By MARGARET THOMPSON
Rumors of razor blades in apples, children walking by themselves on busy streets at night, strangers wearing masks - Halloween festivities can conjure up a parent's worst nightmares.
For the second year, Girard is hoping to eliminate some perceived risks by preventing registered sexual offenders from participating in the activities, but whether the ordinance will be effective in preventing reoffense has yet to be seen.
The Girard ordinance prohibits registered sex offenders from using exterior lights on their homes and opening their doors to trick-or-treaters on city designated trick-or-treat days. They are also forbidden from decorating their homes and yard for Halloween.

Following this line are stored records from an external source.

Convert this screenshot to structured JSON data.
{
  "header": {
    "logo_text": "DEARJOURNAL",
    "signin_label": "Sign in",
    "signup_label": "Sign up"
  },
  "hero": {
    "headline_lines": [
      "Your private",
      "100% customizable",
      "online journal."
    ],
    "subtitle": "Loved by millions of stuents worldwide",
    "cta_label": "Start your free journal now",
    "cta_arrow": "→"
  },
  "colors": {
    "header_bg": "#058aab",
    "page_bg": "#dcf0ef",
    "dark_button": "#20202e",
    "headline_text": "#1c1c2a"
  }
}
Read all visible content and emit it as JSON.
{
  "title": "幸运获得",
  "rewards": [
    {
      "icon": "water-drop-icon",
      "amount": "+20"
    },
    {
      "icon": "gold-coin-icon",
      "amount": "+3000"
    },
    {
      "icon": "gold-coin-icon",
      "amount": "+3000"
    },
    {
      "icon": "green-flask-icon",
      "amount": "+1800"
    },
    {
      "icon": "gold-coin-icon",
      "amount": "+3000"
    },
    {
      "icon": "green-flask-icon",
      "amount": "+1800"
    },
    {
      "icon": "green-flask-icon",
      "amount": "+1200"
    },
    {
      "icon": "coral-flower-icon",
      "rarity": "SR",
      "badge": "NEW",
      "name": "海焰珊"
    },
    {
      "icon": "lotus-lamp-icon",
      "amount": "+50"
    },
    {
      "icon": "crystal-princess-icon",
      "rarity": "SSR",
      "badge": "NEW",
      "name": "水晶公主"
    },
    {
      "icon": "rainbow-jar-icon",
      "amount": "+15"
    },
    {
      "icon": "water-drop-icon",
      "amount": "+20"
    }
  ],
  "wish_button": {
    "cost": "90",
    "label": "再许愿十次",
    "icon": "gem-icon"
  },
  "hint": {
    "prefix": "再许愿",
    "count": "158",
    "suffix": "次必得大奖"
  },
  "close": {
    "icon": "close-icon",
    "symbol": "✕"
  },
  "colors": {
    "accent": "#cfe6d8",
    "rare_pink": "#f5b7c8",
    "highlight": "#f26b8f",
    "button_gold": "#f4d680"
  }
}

"The following regulations impose reasonable time, place and manner regulations and are rationally related to the advance the city's interest in protecting children and the general public," the ordinance reads.
"Obviously we can't do enough to protect our children," Girard Mayor James Melfi said. "We're taking that step to show people we are thinking. It sets the stage for more awareness."
Similar ordinances have been passed in municipalities across the nation, several weeks ago in nearby Orwell and several years ago in multiple Texas cities. Last year, Simi Valley, Calif., passed an ordinance similar to Girard's but with the additional mandate that offenders post a sign in their yards announcing that no candy will be passed out at their residence.
Most common Halloween violations:
- Theft - 32%
- Destruction or vandalism - 21%
- Assault - 19%
- Burglary - 9%
- Sex crimes - 1%
Source: Sexual Abuse: Journal of Research and Treatment
The city was sued for encroaching on offenders' freedom of speech (Wikipedia) and ordered to remove the sign requirement.
Janice Bellucci, an attorney and president of the California Reform Sex Offender Laws group, led the lawsuit on behalf of the offenders. RSOL has state chapters across the country including one in Ohio. Bellucci said there is a common misconception nationwide that "once a sex offender, always a sex offender." She said, however, according to a study by the Department of Justice only 5.3 percent of offenders were found to recommit sex crimes within three years after being released from prison.
The study followed about 9,700 sex offenders, about 4,300 of whom were child molesters. Because of the low rate of reoffense, Bellucci said she believes the extra Halloween regulations are not effective and actually impose on the offenders' First Amendment rights.
Girard Law Director Brian Kren said the local ordinance was drafted to be "as respectful of peoples' rights as possible" even in the "limited circumstance" that offenders may attract children to their homes.
There are "no significant increases in sex crimes on or around Halloween," according to a study prepared for Sexual Abuse: Journal of Research and Treatment. The study lead by Lynn University Associate Professor Jill Levenson Ph.D. drew conclusions by analyzing more than 67,000 non-familial sex crimes against children ages 12 and under. The study also concluded that any Halloween policies adopted during the 1997 to 2005 time period "appear not to have impacted the overall offense rate."
"You need to look at who it is that commits the crimes," Bellucci said, "93 percent of people who commit the crimes are not on the register. They are family members, teachers, members of the clergy, coaches and unfortunately in this time Boy Scouts leaders."
She said the Halloween ordinances are missing the target.
"In some cases these regulations give people a false sense of security. They think 'Oh, I am going to let my kids go out on their own.'"
When her children were young enough to trick-or-treat, she said she always made sure they were accompanied out of fear they might get hit by vehicles on the road. That is a well-placed fear, according to the CDC, since children are four times more likely to be killed in a vehicle accident on Halloween night.
Nevertheless, Melfi said Girard will uphold its ordinance even if it had never had a past incident in the city - home to six registered sex offenders.
"We're not taking that chance. That is her concern defending her clients as an attorney, ours is keeping our children safe," he said. "I don't think it's done anything at this time, but it's made an awareness."